  • Test 2 on December 14th, 2023 (35% of the final grade);
  • Group work (groups of 3 students) (40% of the final grade). The group work will focus on a topic in the area of renewable energy selected by the students, with the aim of exploring the application of the topics in the curricular unit''s program. It must be started at the beginning of the semester and completed by December 15th, 2023.

Subject matter

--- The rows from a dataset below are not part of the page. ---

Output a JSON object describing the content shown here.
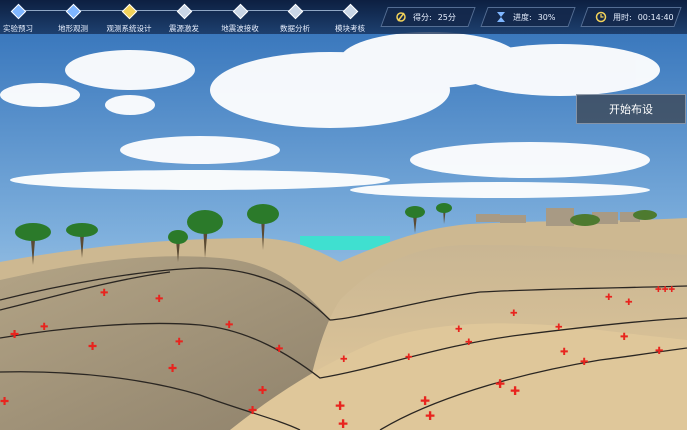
{
  "steps": [
    {
      "label": "实验预习",
      "state": "done"
    },
    {
      "label": "地形观测",
      "state": "done"
    },
    {
      "label": "观测系统设计",
      "state": "active"
    },
    {
      "label": "震源激发",
      "state": "pending"
    },
    {
      "label": "地震波接收",
      "state": "pending"
    },
    {
      "label": "数据分析",
      "state": "pending"
    },
    {
      "label": "模块考核",
      "state": "pending"
    }
  ],
  "stats": {
    "score": {
      "label": "得分:",
      "value": "25分",
      "icon": "score-icon"
    },
    "progress": {
      "label": "进度:",
      "value": "30%",
      "icon": "hourglass-icon"
    },
    "time": {
      "label": "用时:",
      "value": "00:14:40",
      "icon": "clock-icon"
    }
  },
  "start_button": "开始布设",
  "colors": {
    "sky": "#3d7fc4",
    "sand": "#d9c39a",
    "marker": "#e8241e",
    "water": "#3fe0d0"
  }
}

1. The Economy, the Energy and the Environment
1.1 The economic system and economic science
1.2 Economic system – energy system – environmental system relationships
1.3 Economic approach to identifying environmental problems and defining and applying environmental policy; the user/polluter pays principle
1.4 Environmental economics approach vs ecological economics approach
2. Introduction to Microeconomics – synthesis of basic concepts
2.1 Consumer behavior - demand
2.2 Producer behavior - supply
2.3 Markets for goods and services
2.3.1 Market functioning: market equilibrium and efficiency
2.3.2 Market in “perfect competition”
3. Market failures and Environmental Policy
3.1 Definition of “market failure”
3.2 Some “Failures” particularly relevant to the Environment; analysis of causes and consequences
3.2.1 Imperfect market structures: monopoly, duopoly, oligopoly
3.2.2 Negative and positive externalities
3.2.3 Public goods
4. Environment/Energy Policy Instruments
4.1 Instrument selection/evaluation criteria
4.2 Types of instruments: command and control; economic and market
4.3 Real cases: analysis and discussion
5. Economic and Financial Analysis of Projects / Cost-Benefit Assessment
- Economic and Financial Analysis of Projects
- Critical aspects in the preparation of the process;
- Criteria for selecting investment projects;
- Projects co-financed by European funds;
- Introduction to the Economic Assessment of Environmental Resources
- Concept of Economic Value: “Willingness to Pay” (WTP), “Willingness to Accept” (WTA); Total Economic Value - Use Value and Non-Use Value
- Evaluation Methodologies - Principles, Technique and Recommendations
- Resources traded through the market (e.g. Changes in Productivity; Cost of Illness; Opportunity Cost)
- Resources not traded in the market (e.g. Perspective of current or potential expenses - Preventive Expenses, Replacement Costs, Relocation Costs; Substitute markets - Transport Costs, Hedonic Methods, Market goods as environmental substitutes; Hypothetical markets - Contingent Valuation)
- Benefit Transfer (“Benefit Transfer”)
- Limitations of cost-benefit assessment. Ecological Economics Perspective.
6. Discussion of work developed by students (throughout the semester)
- Renewable energy costs: historical evolution and forecasts
- Feasibility and financing of offshore wind, solar energy, ...
- Feasibility of hybrid projects
- Instruments to stimulate the penetration of renewable energies
- External environmental costs of different forms of energy


Programs where the course is taught: